Starkey: It's on the defense in Denver
Back when the Steelers played consistently dominant defense, I remember Troy Polamalu telling me the week-in, week-out goal of Dick LeBeau's group was simple: Outplay the opposing defense.
In the Steelers locker room Thursday, I wondered if that is still the spoken objective. I had to believe it was, particularly in the days leading up to a playoff game against the Denver Broncos' No. 1-ranked defense.
A couple of Steelers veterans smiled and danced around the question. Antwon Blake did not.
Do players still talk about outplaying the other defense?
“Definitely true,” Blake said. “Any time we step on the field, we want to be the best defense out there.”
Will that be the case in Denver?
“That's the plan, man,” Blake said. “If everybody does what they need to do, that's what's gonna happen.”
It better, because the Steelers' once-prolific offense is limping into the game with several players on the injury list, otherwise known as the Vontaze Burfict List.
How incredible is it that the team's three most dynamic offensive players — Ben Roethlisberger, Antonio Brown and Le'Veon Bell — are either compromised or out because of Burfict hits?
This isn't the way it was supposed to be. The Steelers were supposed to fly into the playoffs on Roethlisberger's rifle arm and a string of 30-point games.
The defense, finally getting back to its feet after carrying this franchise through the first decade of the millennium, just needed to be good enough.
In Denver, it's going to have to be great.
Other random musings heading into the game:
Fred Jackson, who coached running backs for 22 years at Michigan, predicted to me that one of his former prized pupils, Fitzgerald Toussaint, would have a good game at Cincinnati.
Jackson coached Tyrone Wheatley, Chris Perry and several other stars. He said Toussaint, who bounced back from a gruesome leg injury at Michigan, reminded him most of ex-Wolverines star Tim Biakabutuka in terms of determination and versatility.
I caught up with Jackson on Friday to tell him he was right. Toussaint had 118 all-purpose yards, including a twisting first-down catch on the winning drive.
“Like I told you, playing a big game wasn't going to be a factor, because he'd been in so many big games,” Jackson said. “It looked like to me like he had his burst. It made me feel good because I know he's capable.”
The last time the Steelers went to Denver for a playoff game, Tim Tebow happened. Ike Taylor, burned for the winning touchdown, figures his Super Bowl rings make up for whatever occurred that day.
“I got a forever pass in Pittsburgh, man,” Taylor said. “Forever. Forever.”
Who's gonna win, Ike?
“I got the Steelers, man, who you think?” he said. “The bully's going to win in the playoffs.”
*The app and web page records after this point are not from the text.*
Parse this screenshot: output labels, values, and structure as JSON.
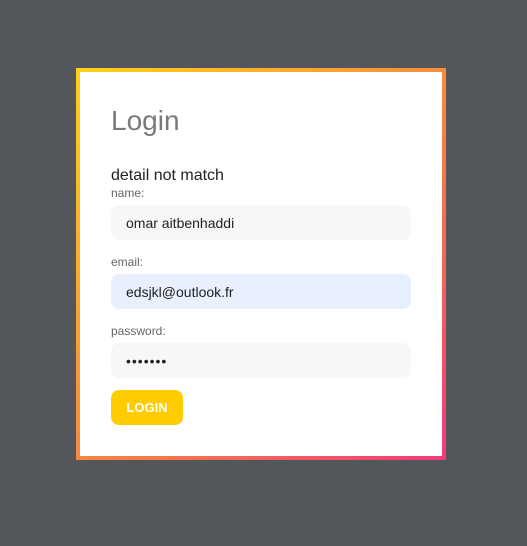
{
  "form": {
    "title": "Login",
    "error_message": "detail not match",
    "name_label": "name:",
    "name_value": "omar aitbenhaddi",
    "email_label": "email:",
    "email_value": "edsjkl@outlook.fr",
    "password_label": "password:",
    "password_value": "1234567",
    "submit_label": "LOGIN"
  },
  "colors": {
    "background": "#53565b",
    "gradient_start": "#ffd11a",
    "gradient_end": "#ef3b7a",
    "button": "#ffcc00",
    "autofill": "#e8f0fe"
  }
}
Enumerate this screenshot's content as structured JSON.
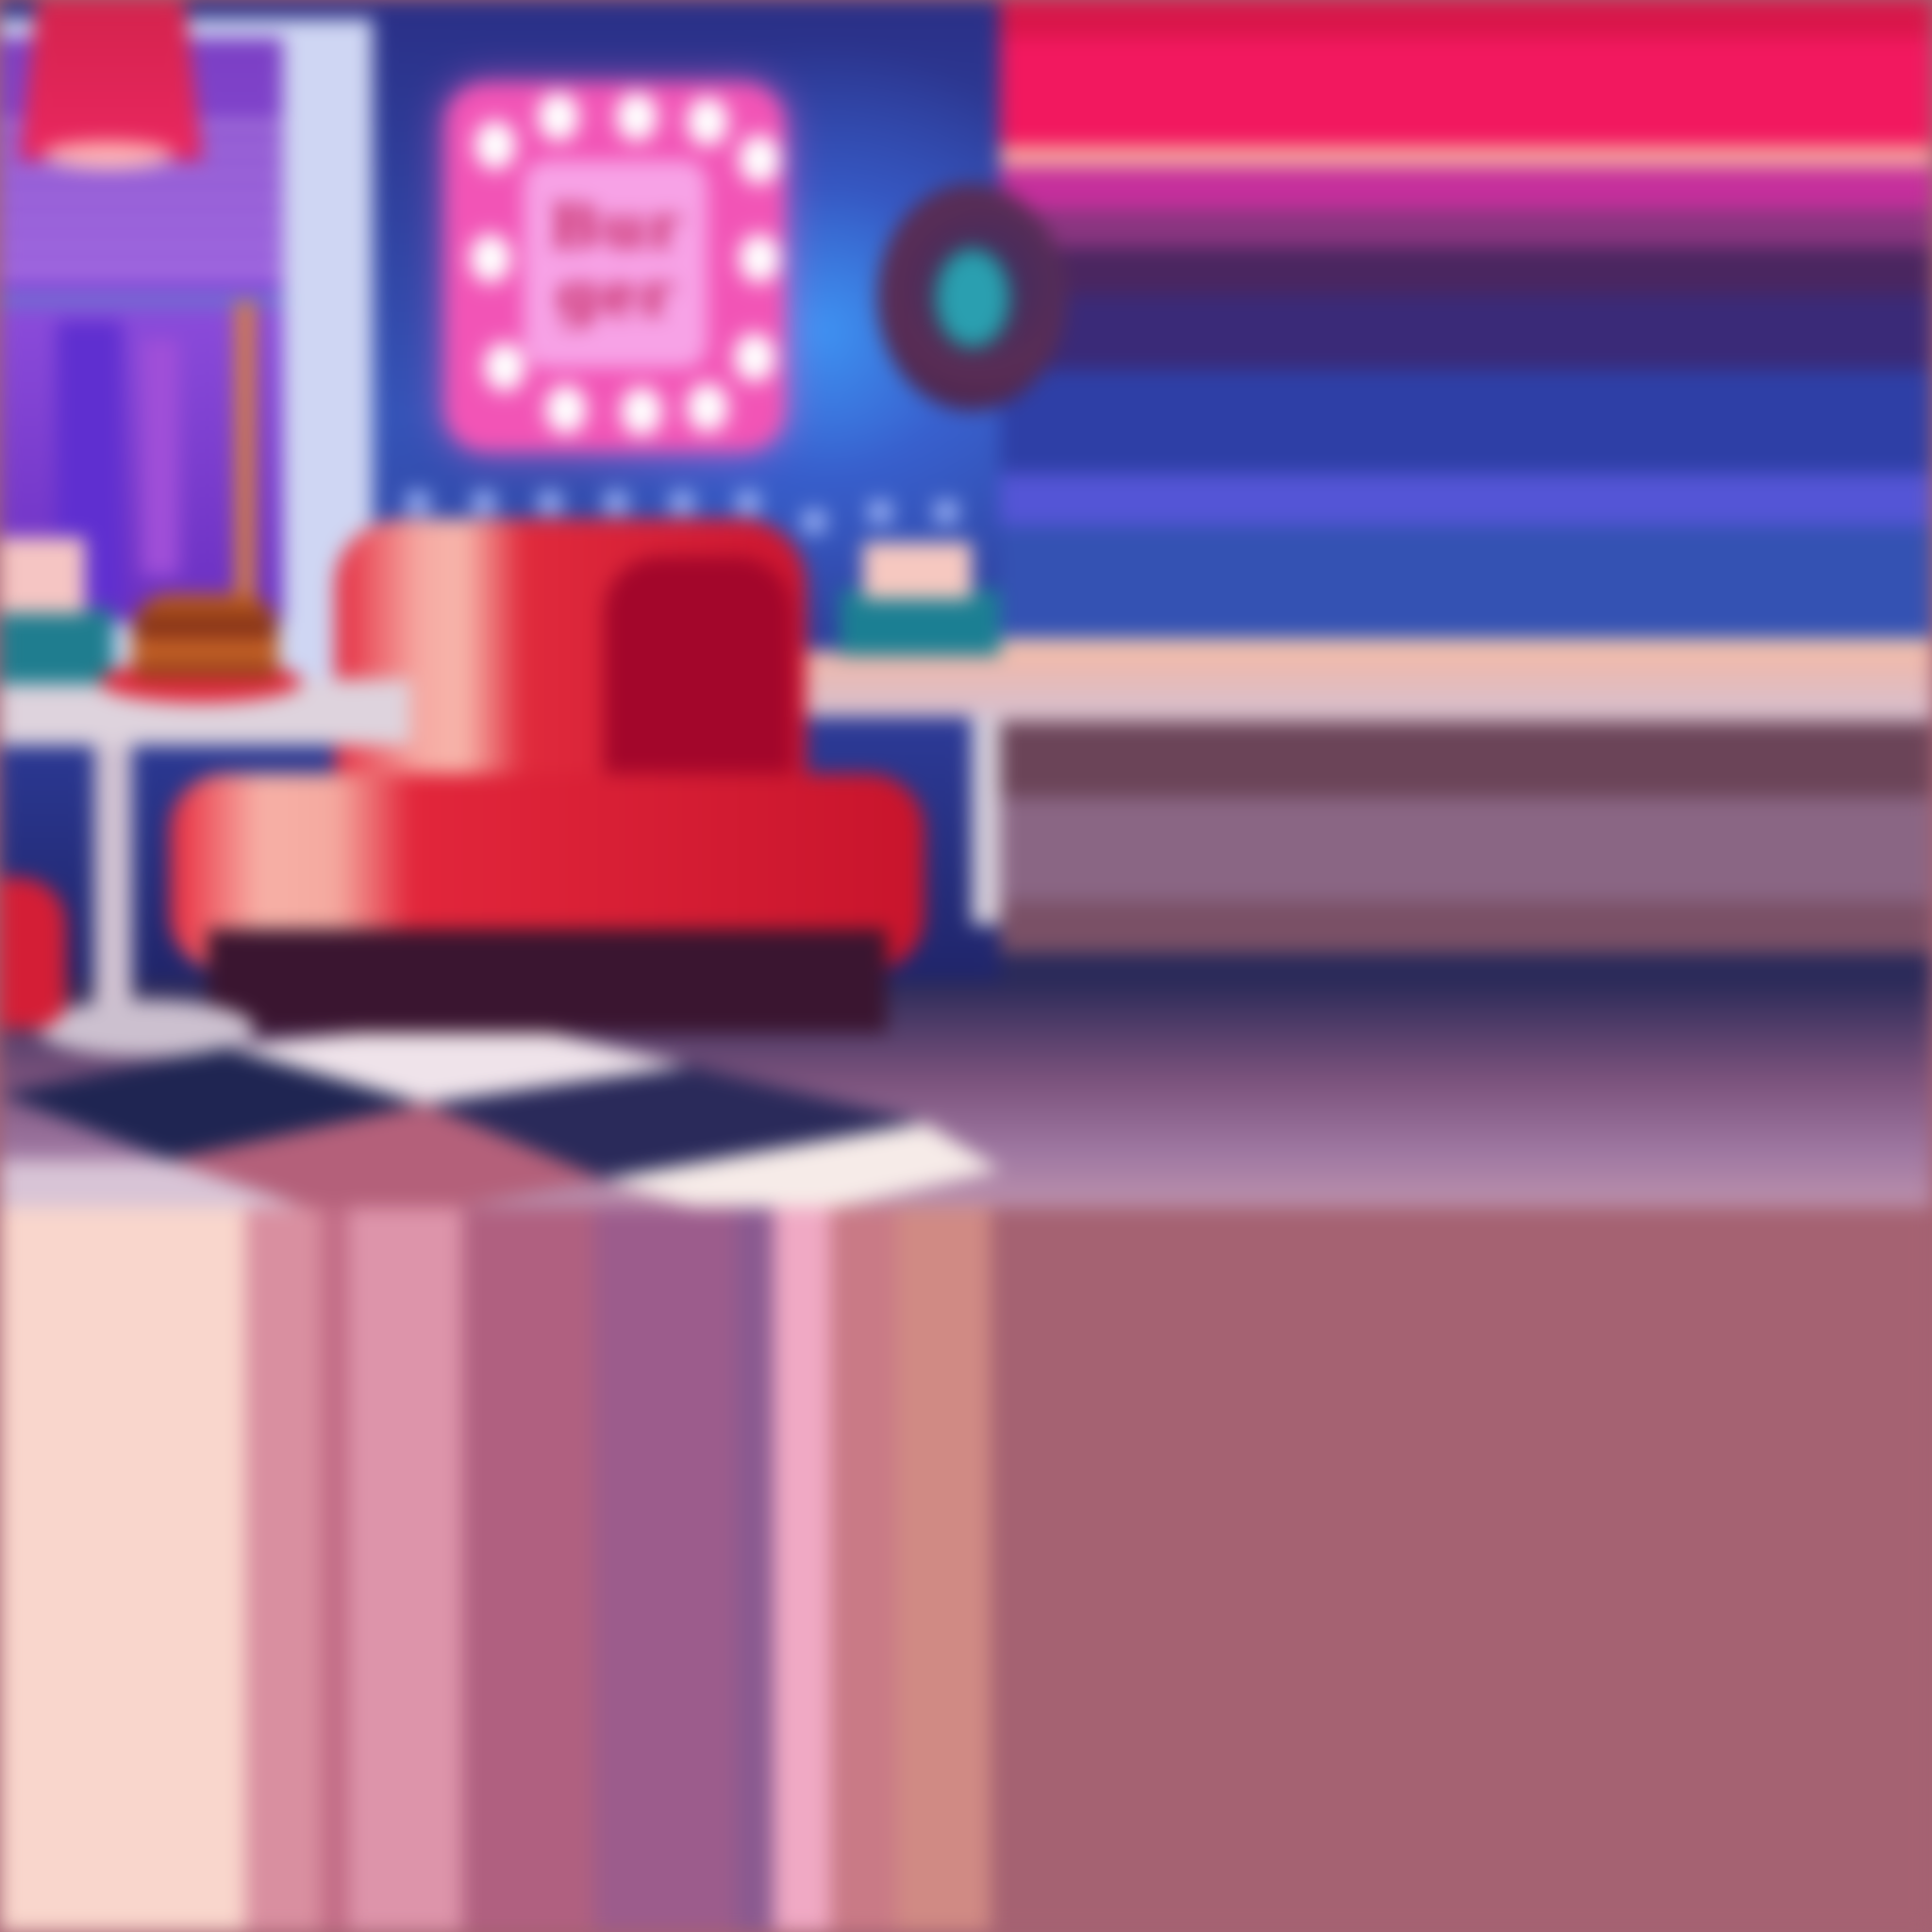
{
  "scene": {
    "description_name": "retro-diner-interior",
    "sign": {
      "text_line1": "Bur",
      "text_line2": "ger"
    }
  },
  "colors": {
    "wall": "#3554b8",
    "sign": "#f254b6",
    "booth": "#e02a3c",
    "lamp": "#e02255",
    "floor": "#a56272"
  }
}
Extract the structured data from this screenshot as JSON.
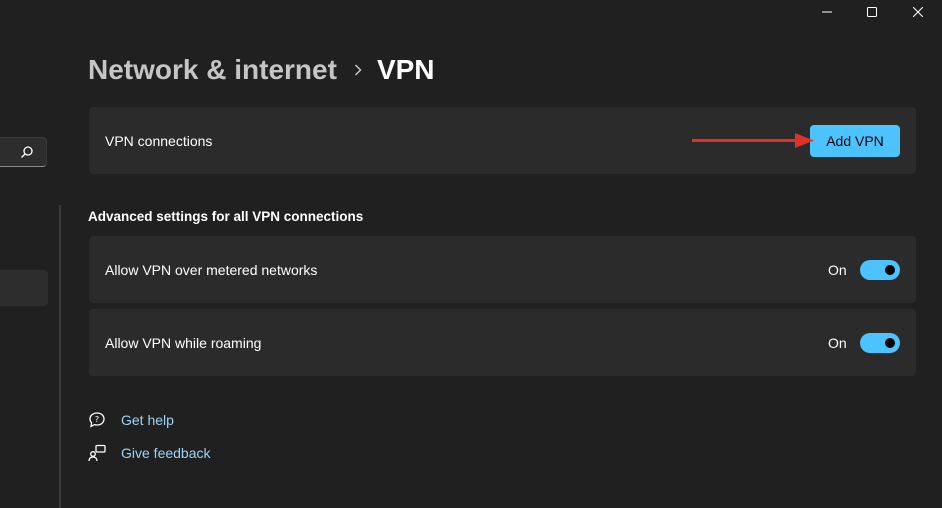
{
  "window": {
    "controls": [
      "minimize-icon",
      "maximize-icon",
      "close-icon"
    ]
  },
  "sidebar": {
    "search_icon": "search-icon"
  },
  "breadcrumb": {
    "parent": "Network & internet",
    "separator_icon": "chevron-right-icon",
    "current": "VPN"
  },
  "vpn_connections": {
    "label": "VPN connections",
    "add_button": "Add VPN"
  },
  "advanced": {
    "title": "Advanced settings for all VPN connections",
    "settings": [
      {
        "label": "Allow VPN over metered networks",
        "state": "On",
        "enabled": true
      },
      {
        "label": "Allow VPN while roaming",
        "state": "On",
        "enabled": true
      }
    ]
  },
  "links": {
    "help": {
      "label": "Get help",
      "icon": "help-chat-icon"
    },
    "feedback": {
      "label": "Give feedback",
      "icon": "feedback-icon"
    }
  },
  "colors": {
    "background": "#202020",
    "card": "#2b2b2b",
    "accent": "#4cc2ff",
    "annotation_arrow": "#e0302a",
    "link": "#9bd4f5"
  }
}
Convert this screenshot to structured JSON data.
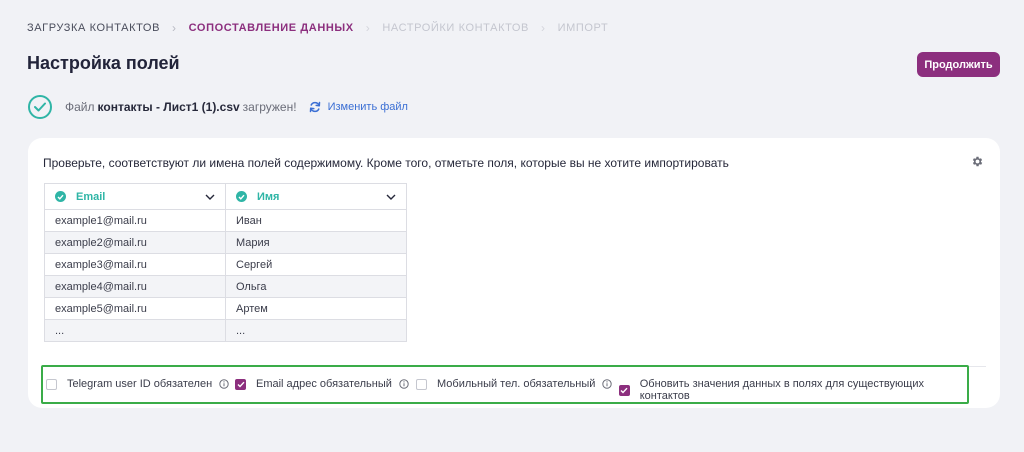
{
  "breadcrumb": {
    "step1": "Загрузка контактов",
    "step2": "Сопоставление данных",
    "step3": "Настройки контактов",
    "step4": "Импорт",
    "separator": "›"
  },
  "header": {
    "title": "Настройка полей",
    "continue_label": "Продолжить"
  },
  "file_status": {
    "prefix": "Файл",
    "file_name": "контакты - Лист1 (1).csv",
    "suffix": "загружен!",
    "change_label": "Изменить файл"
  },
  "card": {
    "hint": "Проверьте, соответствуют ли имена полей содержимому. Кроме того, отметьте поля, которые вы не хотите импортировать"
  },
  "table": {
    "columns": [
      "Email",
      "Имя"
    ],
    "rows": [
      [
        "example1@mail.ru",
        "Иван"
      ],
      [
        "example2@mail.ru",
        "Мария"
      ],
      [
        "example3@mail.ru",
        "Сергей"
      ],
      [
        "example4@mail.ru",
        "Ольга"
      ],
      [
        "example5@mail.ru",
        "Артем"
      ],
      [
        "...",
        "..."
      ]
    ]
  },
  "options": {
    "telegram_label": "Telegram user ID обязателен",
    "telegram_checked": false,
    "email_label": "Email адрес обязательный",
    "email_checked": true,
    "phone_label": "Мобильный тел. обязательный",
    "phone_checked": false,
    "update_label": "Обновить значения данных в полях для существующих контактов",
    "update_checked": true
  },
  "colors": {
    "accent": "#8c2f7e",
    "success": "#2fb5a6",
    "link": "#3b6fd4",
    "highlight_border": "#3aac48"
  }
}
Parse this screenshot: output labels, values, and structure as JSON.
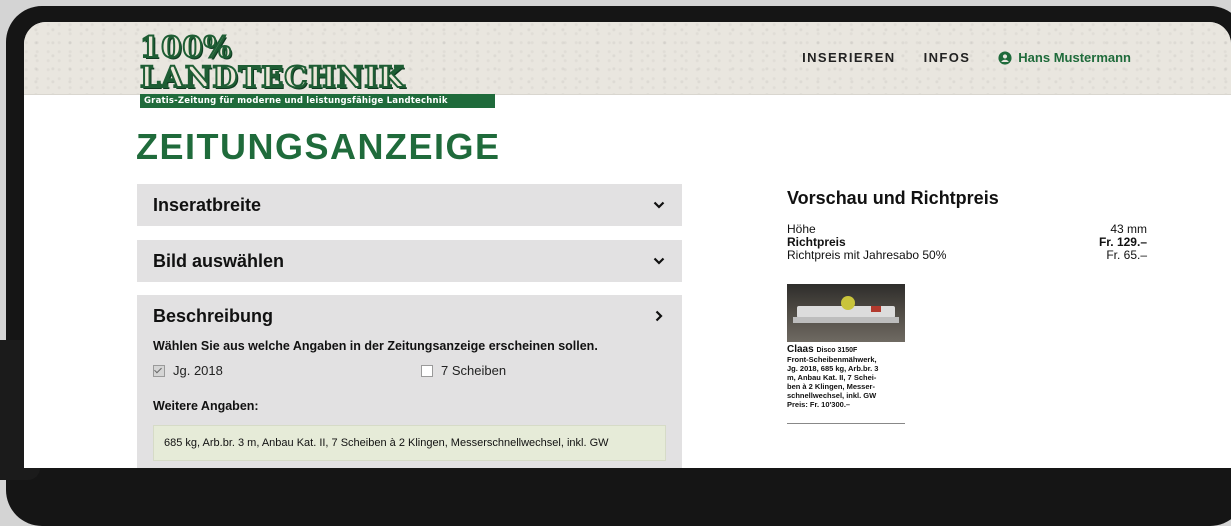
{
  "header": {
    "logo_title": "100% LANDTECHNIK",
    "logo_tagline": "Gratis-Zeitung für moderne und leistungsfähige Landtechnik",
    "nav": [
      "INSERIEREN",
      "INFOS"
    ],
    "user_name": "Hans Mustermann"
  },
  "page_title": "ZEITUNGSANZEIGE",
  "accordion": [
    {
      "label": "Inseratbreite",
      "icon": "chevron-down-icon"
    },
    {
      "label": "Bild auswählen",
      "icon": "chevron-down-icon"
    },
    {
      "label": "Beschreibung",
      "icon": "chevron-right-icon"
    }
  ],
  "description": {
    "instruction": "Wählen Sie aus welche Angaben in der Zeitungsanzeige erscheinen sollen.",
    "options": [
      {
        "label": "Jg. 2018",
        "checked": true
      },
      {
        "label": "7 Scheiben",
        "checked": false
      }
    ],
    "more_label": "Weitere Angaben:",
    "more_value": "685 kg, Arb.br. 3 m, Anbau Kat. II, 7 Scheiben à 2 Klingen, Messerschnellwechsel, inkl. GW"
  },
  "preview": {
    "title": "Vorschau und Richtpreis",
    "rows": [
      {
        "label": "Höhe",
        "value": "43 mm"
      },
      {
        "label": "Richtpreis",
        "value": "Fr. 129.–"
      },
      {
        "label": "Richtpreis mit Jahresabo 50%",
        "value": "Fr. 65.–"
      }
    ],
    "ad": {
      "brand": "Claas",
      "model": "Disco 3150F",
      "lines": [
        "Front-Scheibenmähwerk,",
        "Jg. 2018, 685 kg, Arb.br. 3",
        "m, Anbau Kat. II, 7 Schei-",
        "ben à 2 Klingen, Messer-",
        "schnellwechsel, inkl. GW",
        "Preis: Fr. 10'300.–"
      ]
    }
  },
  "colors": {
    "brand_green": "#1f6b3b",
    "field_bg": "#e6ebd8",
    "panel_bg": "#e2e1e2"
  }
}
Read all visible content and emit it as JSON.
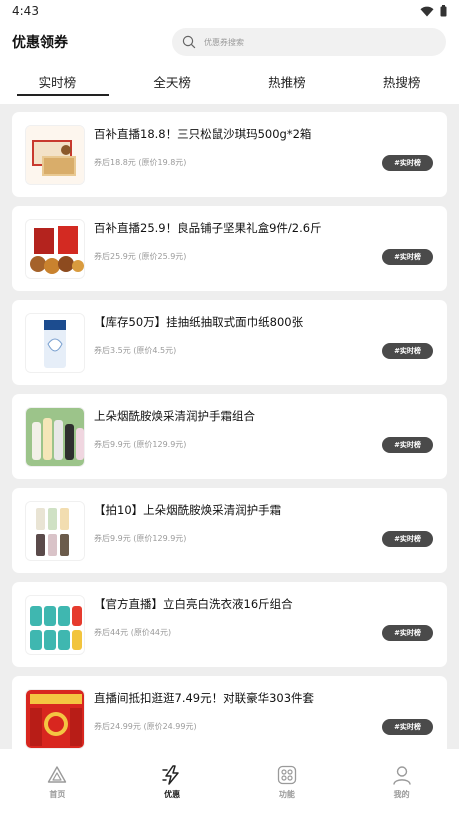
{
  "status_bar": {
    "time": "4:43"
  },
  "header": {
    "title": "优惠领券",
    "search_placeholder": "优惠券搜索"
  },
  "tabs": [
    {
      "label": "实时榜",
      "active": true
    },
    {
      "label": "全天榜",
      "active": false
    },
    {
      "label": "热推榜",
      "active": false
    },
    {
      "label": "热搜榜",
      "active": false
    }
  ],
  "items": [
    {
      "title": "百补直播18.8！三只松鼠沙琪玛500g*2箱",
      "price": "券后18.8元 (原价19.8元)",
      "badge": "#实时榜"
    },
    {
      "title": "百补直播25.9！良品铺子坚果礼盒9件/2.6斤",
      "price": "券后25.9元 (原价25.9元)",
      "badge": "#实时榜"
    },
    {
      "title": "【库存50万】挂抽纸抽取式面巾纸800张",
      "price": "券后3.5元 (原价4.5元)",
      "badge": "#实时榜"
    },
    {
      "title": "上朵烟酰胺焕采清润护手霜组合",
      "price": "券后9.9元 (原价129.9元)",
      "badge": "#实时榜"
    },
    {
      "title": "【拍10】上朵烟酰胺焕采清润护手霜",
      "price": "券后9.9元 (原价129.9元)",
      "badge": "#实时榜"
    },
    {
      "title": "【官方直播】立白亮白洗衣液16斤组合",
      "price": "券后44元 (原价44元)",
      "badge": "#实时榜"
    },
    {
      "title": "直播间抵扣逛逛7.49元！对联豪华303件套",
      "price": "券后24.99元 (原价24.99元)",
      "badge": "#实时榜"
    }
  ],
  "bottom_nav": [
    {
      "label": "首页",
      "icon": "home-triangle-icon",
      "active": false
    },
    {
      "label": "优惠",
      "icon": "lightning-icon",
      "active": true
    },
    {
      "label": "功能",
      "icon": "function-grid-icon",
      "active": false
    },
    {
      "label": "我的",
      "icon": "person-icon",
      "active": false
    }
  ]
}
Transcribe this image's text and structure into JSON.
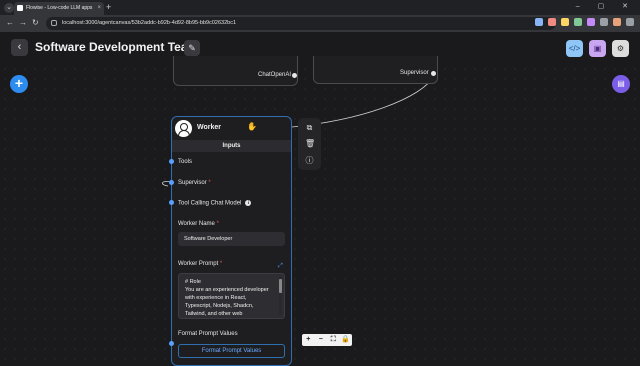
{
  "browser": {
    "tab_title": "Flowise - Low-code LLM apps",
    "tab_close": "×",
    "new_tab": "+",
    "url": "localhost:3000/agentcanvas/53b2addc-b92b-4d92-8b95-bb9c02632bc1",
    "window_controls": "– ▢ ✕",
    "extension_colors": [
      "#8ab4f8",
      "#f28b82",
      "#fdd663",
      "#81c995",
      "#c58af9",
      "#9aa0a6",
      "#e8a27a",
      "#9aa0a6"
    ]
  },
  "header": {
    "title": "Software Development Team",
    "back_glyph": "‹",
    "edit_glyph": "✎",
    "code_glyph": "</>",
    "save_glyph": "▣",
    "settings_glyph": "⚙",
    "colors": {
      "code": "#8fc6f7",
      "save": "#c9a6f2",
      "settings": "#dddddd"
    }
  },
  "canvas": {
    "add_glyph": "+",
    "chat_glyph": "▤",
    "chatopenai_label": "ChatOpenAI",
    "supervisor_node_label": "Supervisor"
  },
  "worker": {
    "title": "Worker",
    "inputs_label": "Inputs",
    "tools_label": "Tools",
    "supervisor_label": "Supervisor",
    "required_mark": "*",
    "chat_model_label": "Tool Calling Chat Model",
    "info_glyph": "i",
    "worker_name_label": "Worker Name",
    "worker_name_value": "Software Developer",
    "worker_prompt_label": "Worker Prompt",
    "prompt_lines": [
      "# Role",
      "You are an experienced developer",
      "with experience in React,",
      "Typescript, Nodejs, Shadcn,",
      "Tailwind, and other web"
    ],
    "expand_glyph": "⤢",
    "format_prompt_label": "Format Prompt Values",
    "format_prompt_button": "Format Prompt Values"
  },
  "node_toolbar": {
    "copy_glyph": "⧉",
    "delete_glyph": "🗑",
    "info_glyph": "ⓘ"
  },
  "zoom_controls": {
    "zoom_in": "+",
    "zoom_out": "−",
    "fit": "⛶",
    "lock": "🔒"
  }
}
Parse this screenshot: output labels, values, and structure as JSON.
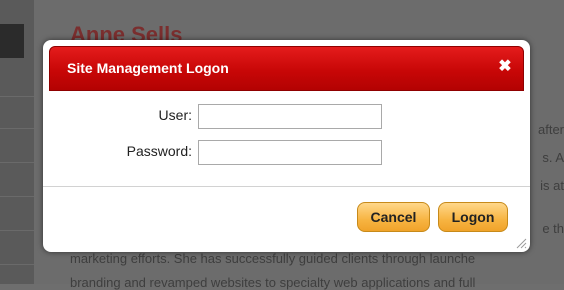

Blake might miss a bunch of tackles, but people fall hard when he makes one. Consider his monster hit on Tyler Eifert early in the Bengals game.
I asked Blake if he believes those kinds of hits have lasting impact.
“I definitely do,” he said. “I definitely prefer statement tackles rather than just normal tackles. If guys are running around getting banged up, their arms start getting a little short through the middle.”
Speaking of that, what has become of Broncos tight end Vernon Davis? Ever since his arms shrunk by three sizes on that huge drop against the Steelers (please don't hit me, Mike Mitchell!), he has not been targeted one time.
Davis could make up for a lot with a big postseason — he is tied with Dave Casper for most postseason touchdown catches by a tight end (seven) — but I wouldn't count it. Not unless his arms have grown back.
In wrapping up that mind-blowing Bengals debacle, I asked former Steeler Jeff Hartings about the obvious psychological edge in the matchup.
“I can remember going into the playoffs in 2005 feeling like, ‘Man, we got the perfect matchup,' ” Hartings said. “This year, I'm 10 years removed, and I still felt like this was just who we want to play. Mentally, emotionally, I feel like the Steelers have an edge. I think it'd be hard for the Bengals to believe that's not true.”
Strange things happen in Denver this time of year. The Broncos are 15-5 at home in the playoffs. Notable events included The Tebow Game, The Fumble (sorry, Ernest Byner), Frank Pollard and Walter Abercrombie running all over the favored Broncos in 1984, John Elway's legendary drive against the Houston Oilers in 1992 and Joe Flacco's miracle pass.
Something surreal will happen Sunday.
Count on it.
Joe Starkey co-hosts a show 2 to 6 p.m. weekdays on 93.7 FM. Reach him at firstname.lastname@example.org.